Input data START
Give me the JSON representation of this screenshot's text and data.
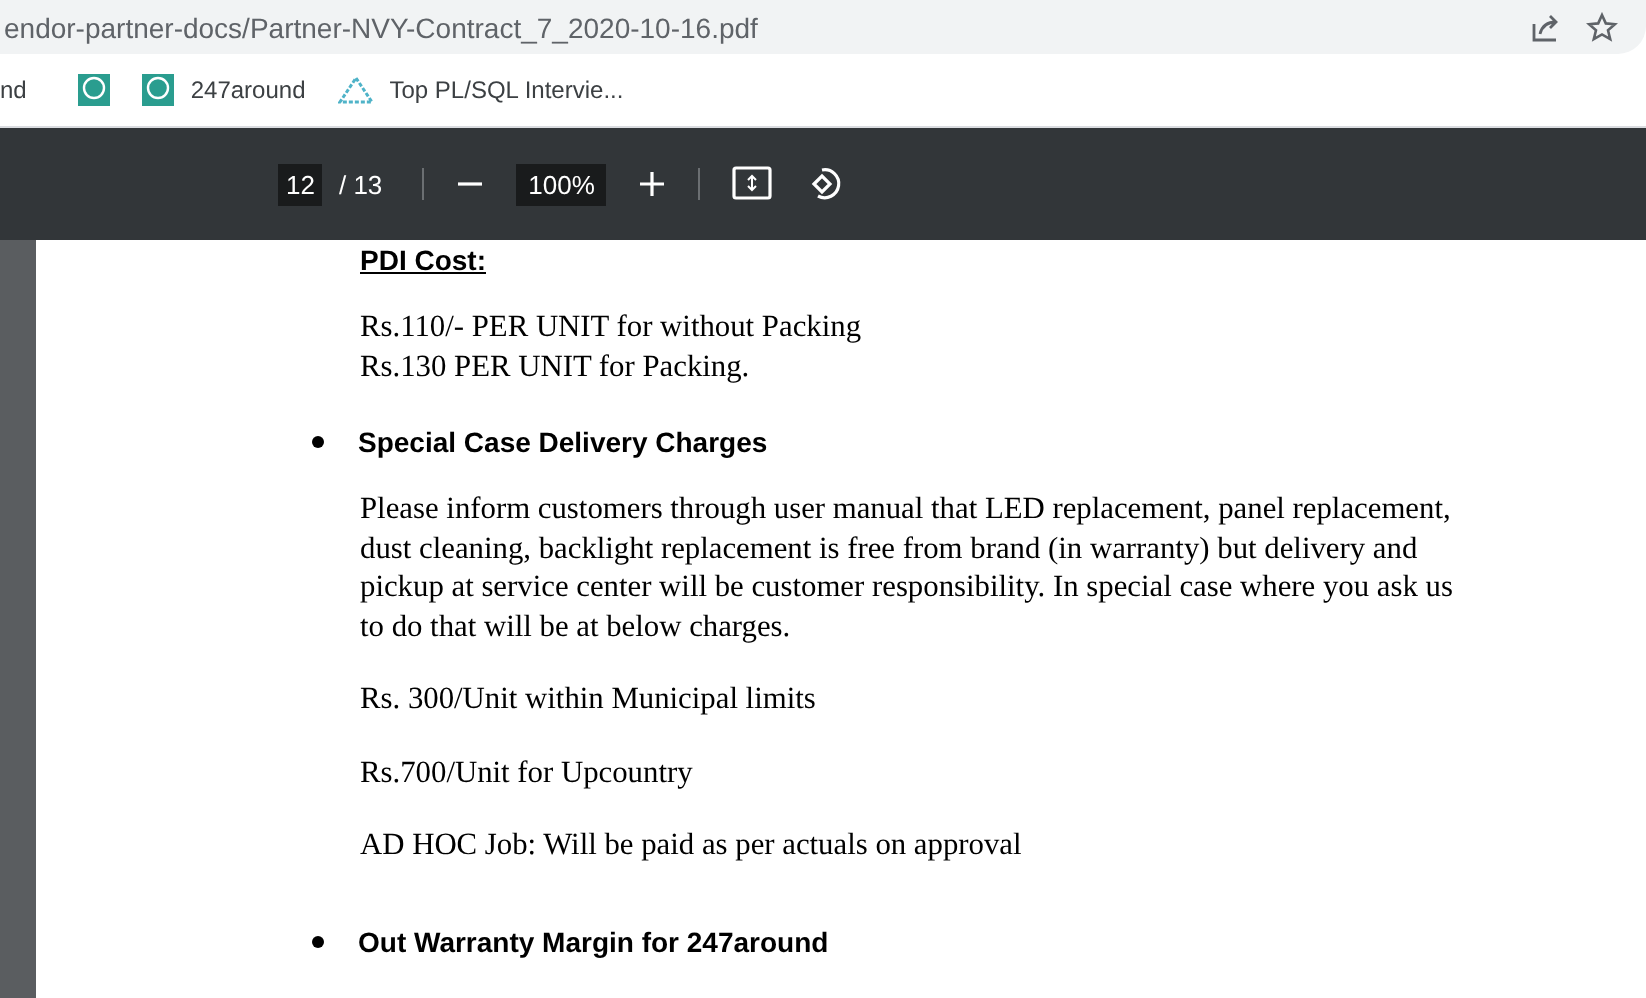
{
  "address_bar": {
    "url": "endor-partner-docs/Partner-NVY-Contract_7_2020-10-16.pdf"
  },
  "bookmarks": [
    {
      "kind": "text",
      "label": "nd"
    },
    {
      "kind": "logo"
    },
    {
      "kind": "logo",
      "label": "247around"
    },
    {
      "kind": "chart",
      "label": "Top PL/SQL Intervie..."
    }
  ],
  "pdf_toolbar": {
    "page": "12",
    "total": "/ 13",
    "zoom": "100%"
  },
  "document": [
    {
      "kind": "heading",
      "text": "PDI Cost:"
    },
    {
      "kind": "lines",
      "lines": [
        "Rs.110/- PER UNIT for without Packing",
        "Rs.130 PER UNIT for Packing."
      ]
    },
    {
      "kind": "bullet",
      "text": "Special Case Delivery Charges"
    },
    {
      "kind": "para",
      "lines": [
        "Please inform customers through user manual that LED replacement, panel replacement,",
        "dust cleaning, backlight replacement is free from brand (in warranty) but delivery and",
        "pickup at service center will be customer responsibility. In special case where you ask us",
        "to do that will be at below charges."
      ]
    },
    {
      "kind": "para",
      "lines": [
        "Rs. 300/Unit within Municipal limits"
      ]
    },
    {
      "kind": "para",
      "lines": [
        "Rs.700/Unit for Upcountry"
      ]
    },
    {
      "kind": "para",
      "lines": [
        "AD HOC Job: Will be paid as per actuals on approval"
      ]
    },
    {
      "kind": "bullet",
      "text": "Out Warranty Margin for 247around"
    }
  ]
}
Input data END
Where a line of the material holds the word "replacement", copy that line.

### Solution to the exercise
        "Please inform customers through user manual that LED replacement, panel replacement,",
        "dust cleaning, backlight replacement is free from brand (in warranty) but delivery and",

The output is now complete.